» Your task:
Return the data given below exactly as it appears.

» Data supplied:
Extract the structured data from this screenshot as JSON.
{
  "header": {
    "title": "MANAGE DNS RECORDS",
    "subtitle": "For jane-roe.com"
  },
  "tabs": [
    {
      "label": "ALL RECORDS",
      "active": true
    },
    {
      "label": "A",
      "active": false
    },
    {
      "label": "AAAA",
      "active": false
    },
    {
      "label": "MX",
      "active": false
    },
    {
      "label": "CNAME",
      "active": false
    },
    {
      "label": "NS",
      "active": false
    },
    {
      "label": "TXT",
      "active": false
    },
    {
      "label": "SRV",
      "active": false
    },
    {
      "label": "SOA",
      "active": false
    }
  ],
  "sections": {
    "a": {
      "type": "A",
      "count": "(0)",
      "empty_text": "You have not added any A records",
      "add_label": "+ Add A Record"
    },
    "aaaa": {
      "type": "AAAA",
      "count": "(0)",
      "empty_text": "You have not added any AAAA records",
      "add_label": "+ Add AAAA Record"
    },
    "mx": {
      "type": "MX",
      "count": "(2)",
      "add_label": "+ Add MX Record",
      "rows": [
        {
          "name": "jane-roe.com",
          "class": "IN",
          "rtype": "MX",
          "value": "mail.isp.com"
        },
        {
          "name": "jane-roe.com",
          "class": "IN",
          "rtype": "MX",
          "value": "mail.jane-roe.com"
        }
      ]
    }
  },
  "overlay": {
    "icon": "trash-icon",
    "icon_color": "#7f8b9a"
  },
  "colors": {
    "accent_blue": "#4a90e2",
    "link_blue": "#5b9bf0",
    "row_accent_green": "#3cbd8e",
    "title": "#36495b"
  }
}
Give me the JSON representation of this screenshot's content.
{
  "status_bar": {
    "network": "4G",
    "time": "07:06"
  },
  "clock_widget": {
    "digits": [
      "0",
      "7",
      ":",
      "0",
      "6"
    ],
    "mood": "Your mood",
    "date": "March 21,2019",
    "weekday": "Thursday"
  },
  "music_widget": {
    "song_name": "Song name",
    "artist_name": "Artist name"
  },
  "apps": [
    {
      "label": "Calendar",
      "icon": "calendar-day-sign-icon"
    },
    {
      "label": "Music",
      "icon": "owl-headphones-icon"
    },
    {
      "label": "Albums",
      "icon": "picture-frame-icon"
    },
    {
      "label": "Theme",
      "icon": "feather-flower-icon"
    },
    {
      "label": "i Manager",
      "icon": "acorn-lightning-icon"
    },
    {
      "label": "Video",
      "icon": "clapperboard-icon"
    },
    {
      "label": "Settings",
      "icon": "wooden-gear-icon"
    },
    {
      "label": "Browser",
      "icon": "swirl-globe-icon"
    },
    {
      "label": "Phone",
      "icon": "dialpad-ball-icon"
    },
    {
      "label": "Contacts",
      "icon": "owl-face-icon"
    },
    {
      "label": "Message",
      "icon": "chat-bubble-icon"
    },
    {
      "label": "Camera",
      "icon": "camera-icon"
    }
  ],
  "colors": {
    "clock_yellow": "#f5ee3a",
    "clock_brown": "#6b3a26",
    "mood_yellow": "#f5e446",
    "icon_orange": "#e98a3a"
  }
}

» Response to the task:
Extract the structured data from this screenshot as JSON.
{
  "header": {
    "title": "MANAGE DNS RECORDS",
    "subtitle": "For jane-roe.com"
  },
  "tabs": [
    {
      "label": "ALL RECORDS",
      "active": true
    },
    {
      "label": "A",
      "active": false
    },
    {
      "label": "AAAA",
      "active": false
    },
    {
      "label": "MX",
      "active": false
    },
    {
      "label": "CNAME",
      "active": false
    },
    {
      "label": "NS",
      "active": false
    },
    {
      "label": "TXT",
      "active": false
    },
    {
      "label": "SRV",
      "active": false
    },
    {
      "label": "SOA",
      "active": false
    }
  ],
  "sections": {
    "a": {
      "type": "A",
      "count": "(0)",
      "empty_text": "You have not added any A records",
      "add_label": "+ Add A Record"
    },
    "aaaa": {
      "type": "AAAA",
      "count": "(0)",
      "empty_text": "You have not added any AAAA records",
      "add_label": "+ Add AAAA Record"
    },
    "mx": {
      "type": "MX",
      "count": "(2)",
      "add_label": "+ Add MX Record",
      "rows": [
        {
          "name": "jane-roe.com",
          "class": "IN",
          "rtype": "MX",
          "value": "mail.isp.com"
        },
        {
          "name": "jane-roe.com",
          "class": "IN",
          "rtype": "MX",
          "value": "mail.jane-roe.com"
        }
      ]
    }
  },
  "overlay": {
    "icon": "trash-icon",
    "icon_color": "#7f8b9a"
  },
  "colors": {
    "accent_blue": "#4a90e2",
    "link_blue": "#5b9bf0",
    "row_accent_green": "#3cbd8e",
    "title": "#36495b"
  }
}
Give me the JSON representation of this screenshot's content.
{
  "status_bar": {
    "network": "4G",
    "time": "07:06"
  },
  "clock_widget": {
    "digits": [
      "0",
      "7",
      ":",
      "0",
      "6"
    ],
    "mood": "Your mood",
    "date": "March 21,2019",
    "weekday": "Thursday"
  },
  "music_widget": {
    "song_name": "Song name",
    "artist_name": "Artist name"
  },
  "apps": [
    {
      "label": "Calendar",
      "icon": "calendar-day-sign-icon"
    },
    {
      "label": "Music",
      "icon": "owl-headphones-icon"
    },
    {
      "label": "Albums",
      "icon": "picture-frame-icon"
    },
    {
      "label": "Theme",
      "icon": "feather-flower-icon"
    },
    {
      "label": "i Manager",
      "icon": "acorn-lightning-icon"
    },
    {
      "label": "Video",
      "icon": "clapperboard-icon"
    },
    {
      "label": "Settings",
      "icon": "wooden-gear-icon"
    },
    {
      "label": "Browser",
      "icon": "swirl-globe-icon"
    },
    {
      "label": "Phone",
      "icon": "dialpad-ball-icon"
    },
    {
      "label": "Contacts",
      "icon": "owl-face-icon"
    },
    {
      "label": "Message",
      "icon": "chat-bubble-icon"
    },
    {
      "label": "Camera",
      "icon": "camera-icon"
    }
  ],
  "colors": {
    "clock_yellow": "#f5ee3a",
    "clock_brown": "#6b3a26",
    "mood_yellow": "#f5e446",
    "icon_orange": "#e98a3a"
  }
}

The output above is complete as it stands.